Fri | Jan 18, 2019

Ravaged farmers to get assistance - Farmlands left idle may be reclaimed by Government

Published:Saturday | February 3, 2018 | 12:00 AM
Farmer Headley Evans attending to his banana crops after flood rains destroyed his farm.
A look at some of the damage done to a banana farm at Canewood in West Portland.

Ravaged by back-to-back flood rains that have, seemingly, threatened to destroy their livelihood, farmers in Portland are to receive much-needed assistance through the Ministry of Agriculture.

The approximately 260 small farmers throughout the parish, who were hard hit by flooding due to four days of torrential rainfall, suffered heavy losses, including crops, livestock, and damage to farmlands.

During a visit to west Portland on Thursday, minister responsible for agriculture, Karl Samuda, who, along with Member of Parliament Daryl Vaz and a team from that ministry, toured three banana farms that had been heavily battered by the January rains. They pledged to provide the affected farmers with the necessary resources, including fertilisers, seedlings, farm equipment, and chemicals.

The touring party had a face-to-face meeting with more than 100 farmers at Spring Garden in the parish.

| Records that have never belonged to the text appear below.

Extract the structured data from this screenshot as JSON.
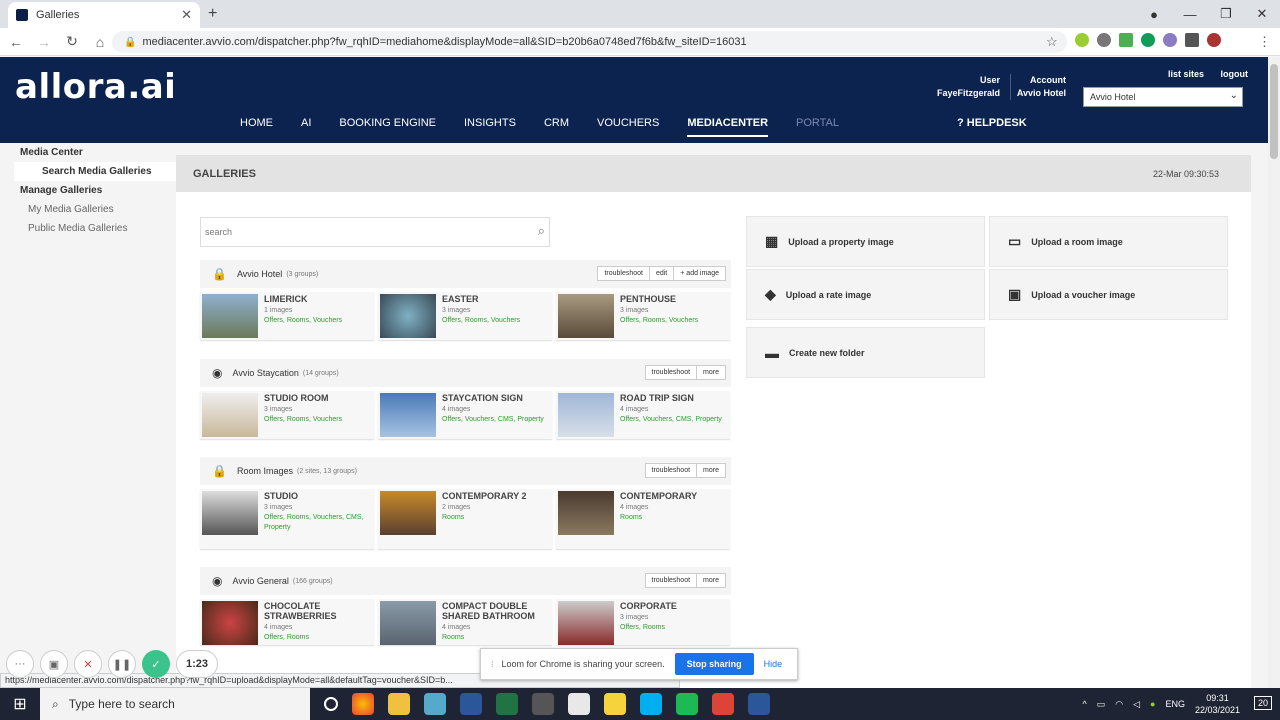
{
  "browser": {
    "tab_title": "Galleries",
    "url": "mediacenter.avvio.com/dispatcher.php?fw_rqhID=mediahome&displayMode=all&SID=b20b6a0748ed7f6b&fw_siteID=16031",
    "status_url": "https://mediacenter.avvio.com/dispatcher.php?fw_rqhID=upload&displayMode=all&defaultTag=voucher&SID=b..."
  },
  "header": {
    "logo": "allora.ai",
    "user_label": "User",
    "user_name": "FayeFitzgerald",
    "account_label": "Account",
    "account_name": "Avvio Hotel",
    "list_sites": "list sites",
    "logout": "logout",
    "hotel_select": "Avvio Hotel",
    "nav": [
      "HOME",
      "AI",
      "BOOKING ENGINE",
      "INSIGHTS",
      "CRM",
      "VOUCHERS",
      "MEDIACENTER",
      "PORTAL"
    ],
    "helpdesk": "HELPDESK"
  },
  "sidebar": {
    "media_center": "Media Center",
    "search_galleries": "Search Media Galleries",
    "manage_galleries": "Manage Galleries",
    "my_galleries": "My Media Galleries",
    "public_galleries": "Public Media Galleries"
  },
  "main": {
    "title": "GALLERIES",
    "timestamp": "22-Mar 09:30:53",
    "search_placeholder": "search",
    "groups": [
      {
        "name": "Avvio Hotel",
        "meta": "(3 groups)",
        "btns": [
          "troubleshoot",
          "edit",
          "+ add image"
        ],
        "items": [
          {
            "title": "LIMERICK",
            "count": "1 images",
            "tags": "Offers, Rooms, Vouchers"
          },
          {
            "title": "EASTER",
            "count": "3 images",
            "tags": "Offers, Rooms, Vouchers"
          },
          {
            "title": "PENTHOUSE",
            "count": "3 images",
            "tags": "Offers, Rooms, Vouchers"
          }
        ]
      },
      {
        "name": "Avvio Staycation",
        "meta": "(14 groups)",
        "btns": [
          "troubleshoot",
          "more"
        ],
        "items": [
          {
            "title": "STUDIO ROOM",
            "count": "3 images",
            "tags": "Offers, Rooms, Vouchers"
          },
          {
            "title": "STAYCATION SIGN",
            "count": "4 images",
            "tags": "Offers, Vouchers, CMS, Property"
          },
          {
            "title": "ROAD TRIP SIGN",
            "count": "4 images",
            "tags": "Offers, Vouchers, CMS, Property"
          }
        ]
      },
      {
        "name": "Room Images",
        "meta": "(2 sites, 13 groups)",
        "btns": [
          "troubleshoot",
          "more"
        ],
        "items": [
          {
            "title": "STUDIO",
            "count": "3 images",
            "tags": "Offers, Rooms, Vouchers, CMS, Property"
          },
          {
            "title": "CONTEMPORARY 2",
            "count": "2 images",
            "tags": "Rooms"
          },
          {
            "title": "CONTEMPORARY",
            "count": "4 images",
            "tags": "Rooms"
          }
        ]
      },
      {
        "name": "Avvio General",
        "meta": "(166 groups)",
        "btns": [
          "troubleshoot",
          "more"
        ],
        "items": [
          {
            "title": "CHOCOLATE STRAWBERRIES",
            "count": "4 images",
            "tags": "Offers, Rooms"
          },
          {
            "title": "COMPACT DOUBLE SHARED BATHROOM",
            "count": "4 images",
            "tags": "Rooms"
          },
          {
            "title": "CORPORATE",
            "count": "3 images",
            "tags": "Offers, Rooms"
          }
        ]
      }
    ],
    "uploads": {
      "property": "Upload a property image",
      "room": "Upload a room image",
      "rate": "Upload a rate image",
      "voucher": "Upload a voucher image",
      "folder": "Create new folder"
    }
  },
  "loom": {
    "timer": "1:23",
    "share_msg": "Loom for Chrome is sharing your screen.",
    "stop": "Stop sharing",
    "hide": "Hide"
  },
  "taskbar": {
    "search": "Type here to search",
    "lang": "ENG",
    "time": "09:31",
    "date": "22/03/2021",
    "notif": "20"
  }
}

"It is going take a little while for you to get back up and running," commented Samuda.

He continued: "This is as a result of the ongoing inclement weather. But I must commend you for your resilience and determination as you have remained committed to your livelihood. Farmlands that are adjacent to the Swift River have to be protected at all cost. Gabon baskets will have to be erected to prevent water from the river overflowing its banks. There is also the problem of an inadequate drainage system in the Canewood area, which has to be corrected."

The two farm properties, which are owned and operated by Selvin Richards and Winsome Crosdale, respectively, suffered heavy losses and damage to their banana crop after the nearby Swift River overflowed its banks, inundating the approximately 24 acres of land combined, while downing thousands of bearing fruit trees.

And according to the minister, it is quite clear that the Rural Agriculture Development Authority will now have to look at acquiring small tractors and excavators that can be loaned to farmers in each parish to assist with the clearing of drains on banana farms and to assist with the plowing of farmlands.

"The farming equipment will have to be assigned to a driver, who will be held accountable at all levels. It will not be a situation where the tractor or excavator is abused or exploited by persons. A proper system will be in place and records will be kept as it relates to the whereabouts of the equipment. Under my watch, farming will continue to experience real growth, and farmers will be provided with the necessary assistance to boost their livelihood, "Samuda further stated.

Member of Parliament Daryl Vaz reiterated the Government's commitment to provide assistance to ravaged farmers in the parish. He also spoke about the need to reclaim farmlands that are left idle by their operators, who are unable to manage large properties that were acquired under a lease arrangement.

"As minister with the responsibility for lands, changes will have to be made in the case of farmlands that are left idle," said Vaz.

He added: "Under the present land lease arrangement, some farmers are in possession of dozens of acres of lands, but they are unable to fully occupy or farm on the majority of those properties. What I am proposing to do is to renegotiate with the commissioner of lands and to enter into an agreement wherein the idle sections are allocated to other small farmers in five-acre sizes, which can be utilised."